She has met with Azle High School officials, she said, and has contact information for Weatherford High School.
Williams said the team has talked with Center of Hope about staging a food hub on the weeks the Center doesn’t do their food program.
“The challenge we find with working with the organizations that give out food,” Ashley-Beck said, “is that if they work with us, they have to sell it, and their clientele is not prepared to pay for it.”
Business luncheon May 13
Willams has scheduled a free noon to 1 p.m. luncheon May 13 for all interested business owners, she said, to explain the benefits of adopting a smoke-free policy and clarify the rumor that going smoke-free hurts businesses.
The grant will pay for signs denoting smoke-free buildings, she said, and might be able to assist with policy writing efforts.
The deadline for reservations for the luncheon, to be made by emailing CaseyWilliams@Texas Health.org, is May 6.
Williams also said speaker Patrick Reynolds might give a related presentation in Weatherford in September.
Reid said two potential community gardens are in process, one in Azle, near the Azle Library on Main Street, and one at Weatherford Christian School.
“The one in Azle has come quite a ways,” she said.
Reid said the garden would be member-driven, and the maximum amount for a plot would be about $25 per year.
The grant will furnish materials— mulch, seed and soil — but no labor, she said.
Williams said the group has a Facebook page, www.facebook.com/LongLiveParkerCounty, as well as a separate Long Live Parker County website anyone can access.
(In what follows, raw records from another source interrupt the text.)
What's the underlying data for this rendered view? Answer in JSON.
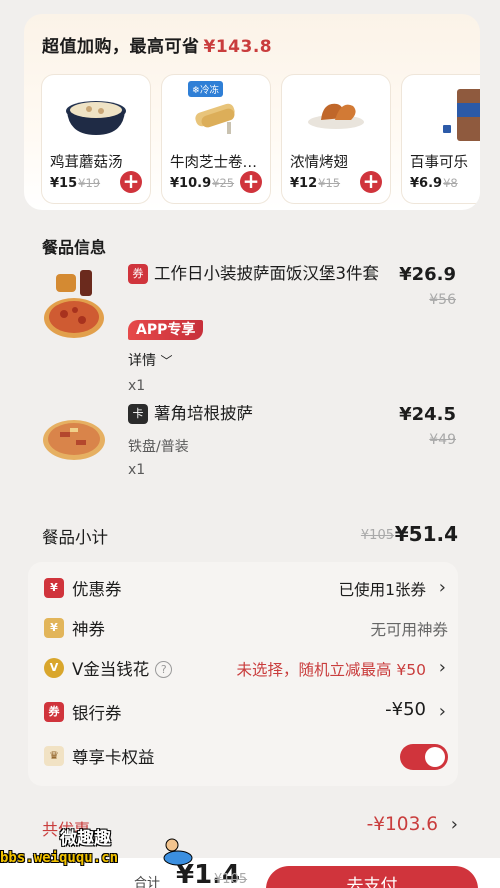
{
  "upsell": {
    "title": "超值加购，最高可省",
    "save_amount": "¥143.8",
    "products": [
      {
        "name": "鸡茸蘑菇汤",
        "price": "¥15",
        "old_price": "¥19",
        "icon": "soup-bowl",
        "tag": ""
      },
      {
        "name": "牛肉芝士卷…",
        "price": "¥10.9",
        "old_price": "¥25",
        "icon": "beef-cheese-roll",
        "tag": "冷冻"
      },
      {
        "name": "浓情烤翅",
        "price": "¥12",
        "old_price": "¥15",
        "icon": "roasted-wings",
        "tag": ""
      },
      {
        "name": "百事可乐",
        "price": "¥6.9",
        "old_price": "¥8",
        "icon": "pepsi-cola",
        "tag": ""
      }
    ]
  },
  "meal": {
    "section_title": "餐品信息",
    "items": [
      {
        "badge": "券",
        "badge_color": "#d0343c",
        "title": "工作日小装披萨面饭汉堡3件套",
        "price": "¥26.9",
        "old_price": "¥56",
        "tag": "APP专享",
        "details": "详情",
        "qty": "x1",
        "icon": "pizza-combo"
      },
      {
        "badge": "卡",
        "badge_color": "#2b2b2b",
        "title": "薯角培根披萨",
        "price": "¥24.5",
        "old_price": "¥49",
        "spec": "铁盘/普装",
        "qty": "x1",
        "icon": "bacon-pizza"
      }
    ]
  },
  "subtotal": {
    "label": "餐品小计",
    "old": "¥105",
    "now": "¥51.4"
  },
  "discounts": [
    {
      "icon": "coupon-icon",
      "label": "优惠券",
      "value": "已使用1张券",
      "value_color": "#1c1c1c",
      "chevron": true
    },
    {
      "icon": "god-coupon-icon",
      "label": "神券",
      "value": "无可用神券",
      "value_color": "#666666",
      "chevron": false
    },
    {
      "icon": "v-gold-icon",
      "label": "V金当钱花",
      "value": "未选择，随机立减最高 ¥50",
      "value_color": "#c93d3d",
      "chevron": true
    },
    {
      "icon": "bank-coupon-icon",
      "label": "银行券",
      "value": "-¥50",
      "value_color": "#1c1c1c",
      "chevron": true
    },
    {
      "icon": "crown-icon",
      "label": "尊享卡权益",
      "toggle": true
    }
  ],
  "total_discount": {
    "label": "共优惠",
    "value": "-¥103.6"
  },
  "bottom": {
    "total_label": "合计",
    "total": "¥1.4",
    "total_old": "¥105",
    "pay_label": "去支付"
  },
  "watermark": {
    "top": "微趣趣",
    "url": "bbs.weiququ.cn"
  },
  "colors": {
    "accent": "#d0343c",
    "discount_text": "#c93d3d",
    "panel_bg": "#f6f4f2"
  }
}
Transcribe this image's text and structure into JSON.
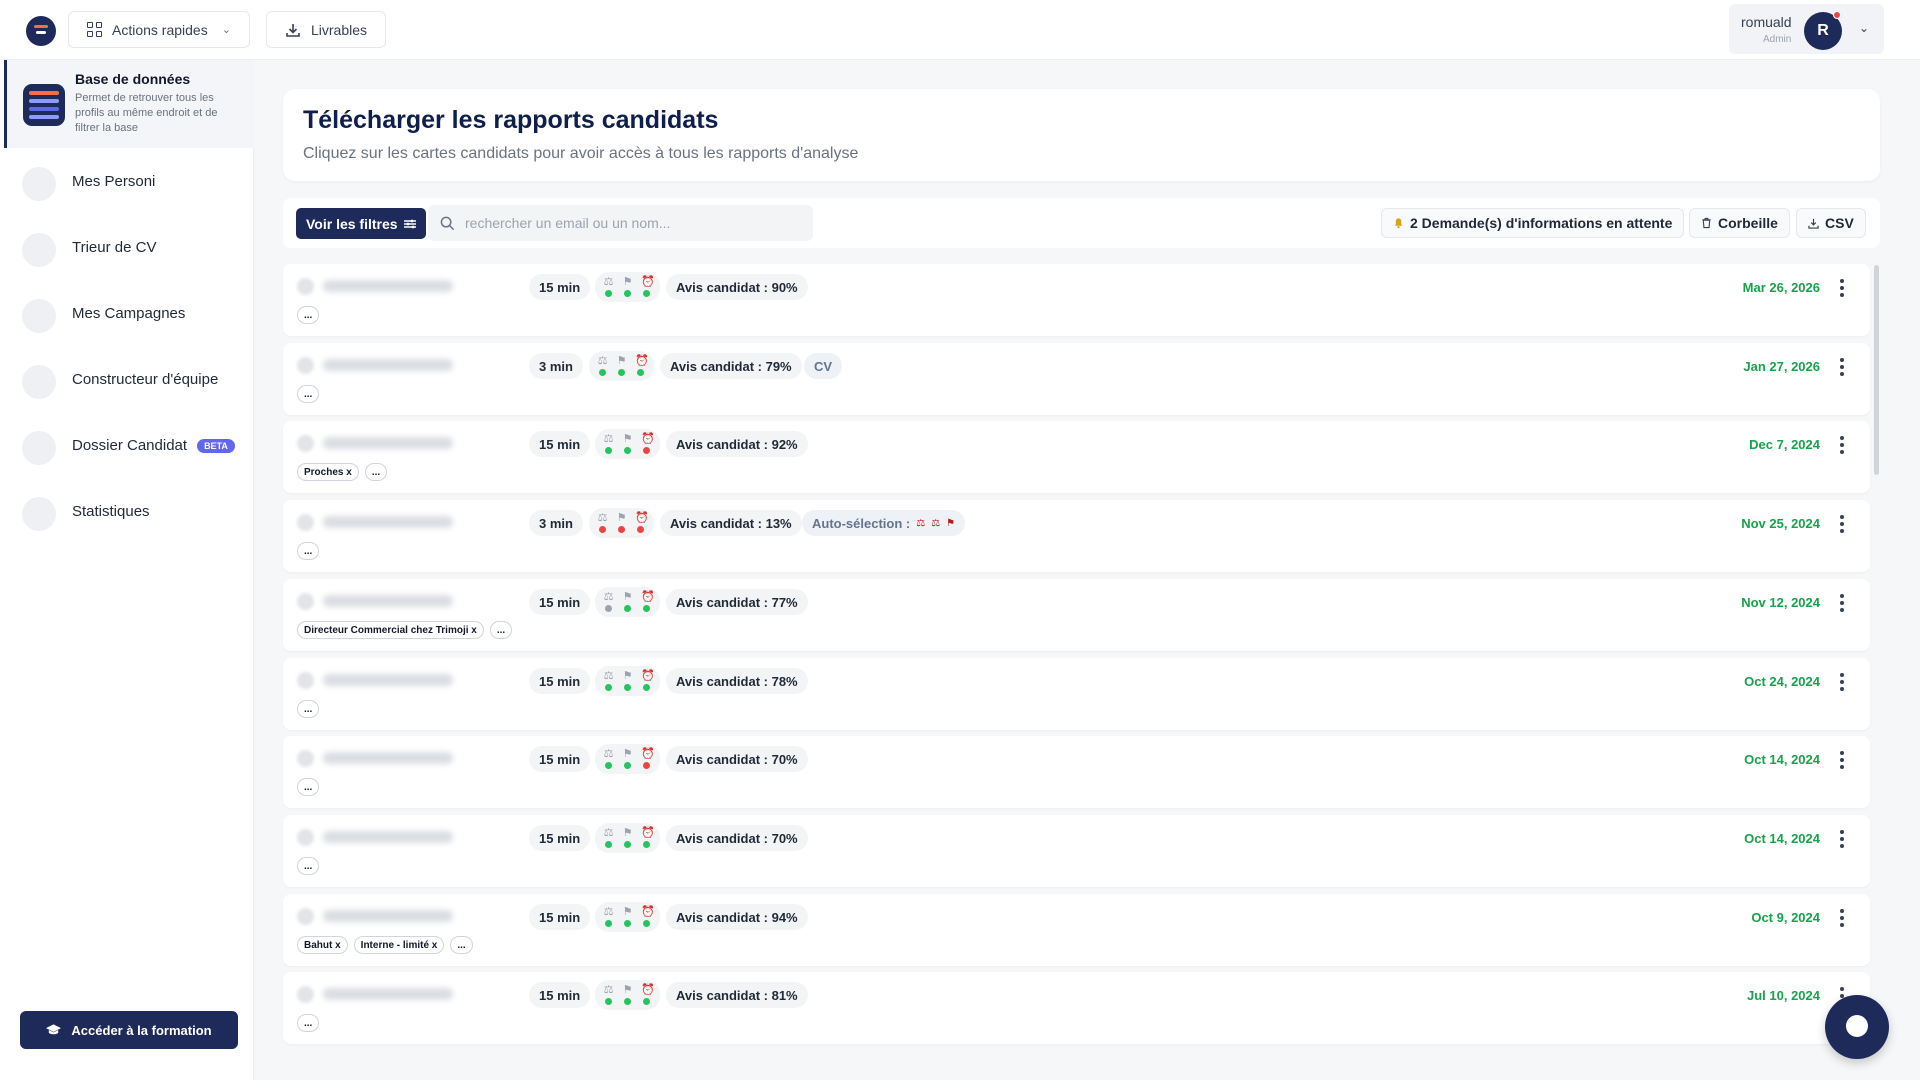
{
  "topbar": {
    "quick_actions_label": "Actions rapides",
    "deliverables_label": "Livrables",
    "user_name": "romuald",
    "user_role": "Admin",
    "avatar_initial": "R"
  },
  "sidebar": {
    "active": {
      "title": "Base de données",
      "description": "Permet de retrouver tous les profils au même endroit et de filtrer la base"
    },
    "items": [
      {
        "label": "Mes Personi"
      },
      {
        "label": "Trieur de CV"
      },
      {
        "label": "Mes Campagnes"
      },
      {
        "label": "Constructeur d'équipe"
      },
      {
        "label": "Dossier Candidat",
        "badge": "BETA"
      },
      {
        "label": "Statistiques"
      }
    ],
    "formation_label": "Accéder à la formation"
  },
  "header": {
    "title": "Télécharger les rapports candidats",
    "subtitle": "Cliquez sur les cartes candidats pour avoir accès à tous les rapports d'analyse"
  },
  "toolbar": {
    "filters_label": "Voir les filtres",
    "search_placeholder": "rechercher un email ou un nom...",
    "requests_label": "2 Demande(s) d'informations en attente",
    "trash_label": "Corbeille",
    "csv_label": "CSV"
  },
  "colors": {
    "primary": "#1e2a5a",
    "date_green": "#16a34a",
    "dot_green": "#22c55e",
    "dot_red": "#ef4444",
    "dot_gray": "#9ca3af",
    "accent_red": "#ef4444"
  },
  "rows": [
    {
      "duration": "15 min",
      "avis": "Avis candidat : 90%",
      "date": "Mar 26, 2026",
      "dots": [
        "green",
        "green",
        "green"
      ],
      "tags": [
        "..."
      ]
    },
    {
      "duration": "3 min",
      "avis": "Avis candidat : 79%",
      "extra": "CV",
      "date": "Jan 27, 2026",
      "dots": [
        "green",
        "green",
        "green"
      ],
      "tags": [
        "..."
      ]
    },
    {
      "duration": "15 min",
      "avis": "Avis candidat : 92%",
      "date": "Dec 7, 2024",
      "dots": [
        "green",
        "green",
        "red"
      ],
      "tags": [
        "Proches x",
        "..."
      ]
    },
    {
      "duration": "3 min",
      "avis": "Avis candidat : 13%",
      "extra": "Auto-sélection :",
      "date": "Nov 25, 2024",
      "dots": [
        "red",
        "red",
        "red"
      ],
      "tags": [
        "..."
      ]
    },
    {
      "duration": "15 min",
      "avis": "Avis candidat : 77%",
      "date": "Nov 12, 2024",
      "dots": [
        "gray",
        "green",
        "green"
      ],
      "tags": [
        "Directeur Commercial chez Trimoji x",
        "..."
      ]
    },
    {
      "duration": "15 min",
      "avis": "Avis candidat : 78%",
      "date": "Oct 24, 2024",
      "dots": [
        "green",
        "green",
        "green"
      ],
      "tags": [
        "..."
      ]
    },
    {
      "duration": "15 min",
      "avis": "Avis candidat : 70%",
      "date": "Oct 14, 2024",
      "dots": [
        "green",
        "green",
        "red"
      ],
      "tags": [
        "..."
      ]
    },
    {
      "duration": "15 min",
      "avis": "Avis candidat : 70%",
      "date": "Oct 14, 2024",
      "dots": [
        "green",
        "green",
        "green"
      ],
      "tags": [
        "..."
      ]
    },
    {
      "duration": "15 min",
      "avis": "Avis candidat : 94%",
      "date": "Oct 9, 2024",
      "dots": [
        "green",
        "green",
        "green"
      ],
      "tags": [
        "Bahut x",
        "Interne - limité x",
        "..."
      ]
    },
    {
      "duration": "15 min",
      "avis": "Avis candidat : 81%",
      "date": "Jul 10, 2024",
      "dots": [
        "green",
        "green",
        "green"
      ],
      "tags": [
        "..."
      ]
    }
  ]
}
Reporter Judy Sheridan is a member of The Long Live Parker County Coalition.